Using service, we are not required to install and run software applications on our computer system.
Everything will be available on the internet when we log into our account online.
We can normally obtain the software from any device anytime as long as we have an internet connection.
The same goes for anyone else using the software. All of our staff will be provided with personalized login suitable for the access levels.
It is all taken care of in the cloud.
Another key advantage is the payment structure. Most of the subscriptions cover maintenance, components, and security services, which could be time-consuming and expensive when using on the software premise.
SaaS model providers offer out of the box solutions that are simple for setting up if we require a basic package with more complex solutions for larger organizations. We could have the necessary software up and running within a matter of hours, and we will have access to customer services and support along the way.
SaaS platforms are:
- Available all over the internet.
- Hosted by the remote server or by a third-party provider.
- Scalable with different tiers of small, medium, and Enterprise level business.
- Inclusive, offering security, components, and maintenance as a part of the cost.
When to use SaaS:
The SaaS model is perfect when we want an application to run smoothly and reliably with minimal input. We can take our email server, for example. We want to know that we will continue to send and receive emails without fiddling with our email settings, worrying about the updates.
Imagine if our email server went under because we forgot to update it, and we went days without email? That is not an option in today’s marketplace.
If we use a SaaS platform for running our mailbox, the chances of something going wrong are very small, and if something did go wrong, it would be up to the service provider to find a solution.
IaaS, PaaS, SaaS growing prominence reduce the need for hosting on-site.
These models offer users preference, consistency, and choices that can not be given on-site hosting.

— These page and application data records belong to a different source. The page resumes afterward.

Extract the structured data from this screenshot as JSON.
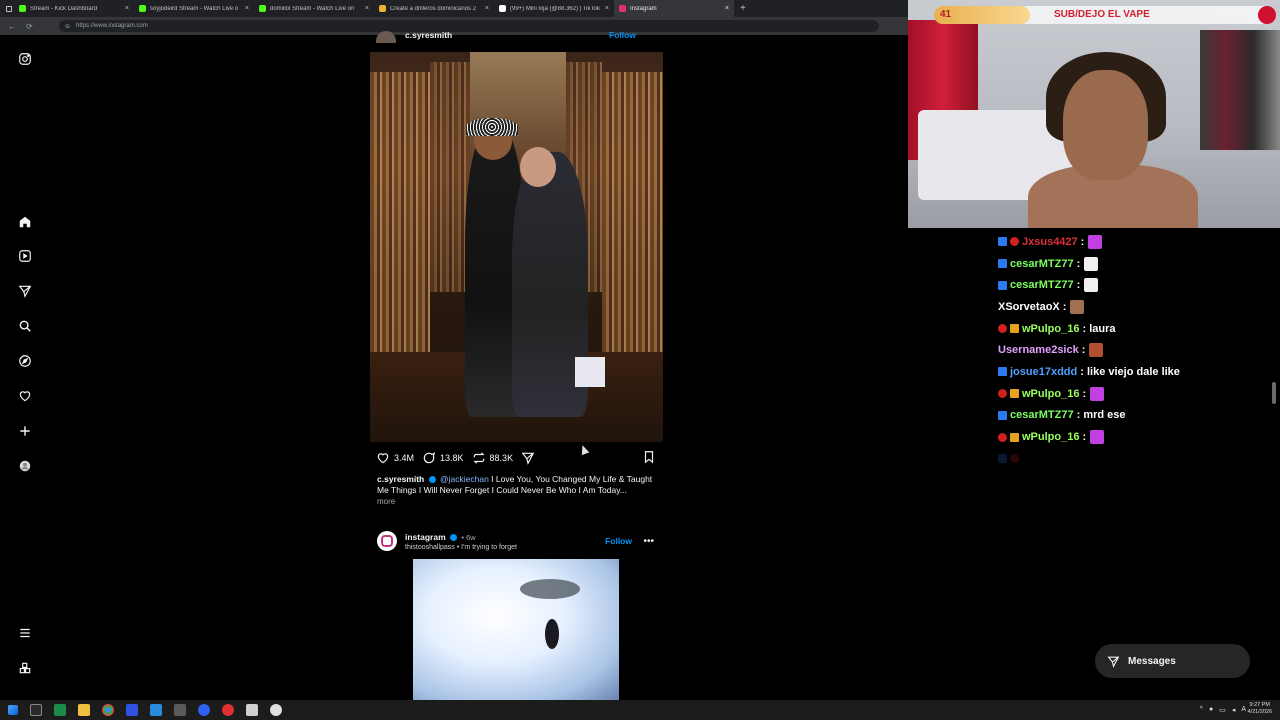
{
  "browser": {
    "tabs": [
      {
        "title": "Stream - Kick Dashboard",
        "color": "#53fc18"
      },
      {
        "title": "soyjodeird Stream - Watch Live o",
        "color": "#53fc18"
      },
      {
        "title": "domiilol Stream - Watch Live on",
        "color": "#53fc18"
      },
      {
        "title": "Create a drilleros dominicanos 2",
        "color": "#f0b030"
      },
      {
        "title": "(99+) Mini loja (@88.362) | TikTok",
        "color": "#ffffff"
      },
      {
        "title": "Instagram",
        "color": "#e1306c"
      }
    ],
    "url": "https://www.instagram.com"
  },
  "post1": {
    "author_top": "c.syresmith",
    "follow_top": "Follow",
    "likes": "3.4M",
    "comments": "13.8K",
    "reposts": "88.3K",
    "caption_user": "c.syresmith",
    "caption_mention": "@jackiechan",
    "caption_text": "I Love You, You Changed My Life & Taught Me Things I Will Never Forget I Could Never Be Who I Am Today...",
    "more": "more"
  },
  "post2": {
    "author": "instagram",
    "time": "• 6w",
    "subtitle": "thistooshallpass • I'm trying to forget",
    "follow": "Follow",
    "menu": "•••"
  },
  "stream": {
    "viewer_count": "41",
    "banner": "SUB/DEJO EL VAPE"
  },
  "chat": [
    {
      "user": "Jxsus4427",
      "badges": [
        "kick",
        "red"
      ],
      "color": "#e0303a",
      "text": ":",
      "emote": "#c040e0"
    },
    {
      "user": "cesarMTZ77",
      "badges": [
        "kick"
      ],
      "color": "#7cff60",
      "text": ":",
      "emote": "#f0f0f0"
    },
    {
      "user": "cesarMTZ77",
      "badges": [
        "kick"
      ],
      "color": "#7cff60",
      "text": ":",
      "emote": "#f0f0f0"
    },
    {
      "user": "XSorvetaoX",
      "badges": [],
      "color": "#ffffff",
      "text": ":",
      "emote": "#a07050"
    },
    {
      "user": "wPulpo_16",
      "badges": [
        "red",
        "sub"
      ],
      "color": "#9cff60",
      "text": ": laura",
      "emote": ""
    },
    {
      "user": "Username2sick",
      "badges": [],
      "color": "#e0a0ff",
      "text": ":",
      "emote": "#b05030"
    },
    {
      "user": "josue17xddd",
      "badges": [
        "kick"
      ],
      "color": "#50a0ff",
      "text": ": like viejo dale like",
      "emote": ""
    },
    {
      "user": "wPulpo_16",
      "badges": [
        "red",
        "sub"
      ],
      "color": "#9cff60",
      "text": ":",
      "emote": "#c040e0"
    },
    {
      "user": "cesarMTZ77",
      "badges": [
        "kick"
      ],
      "color": "#7cff60",
      "text": ": mrd ese",
      "emote": ""
    },
    {
      "user": "wPulpo_16",
      "badges": [
        "red",
        "sub"
      ],
      "color": "#9cff60",
      "text": ":",
      "emote": "#c040e0"
    }
  ],
  "messages_button": "Messages",
  "taskbar": {
    "time": "9:27 PM",
    "date": "4/21/2026"
  }
}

Such models are more complex than others in a cloud computing server.
The system administration understanding level decreases as we go down the list in this order: On-premise > IaaS > PaaS > SaaS.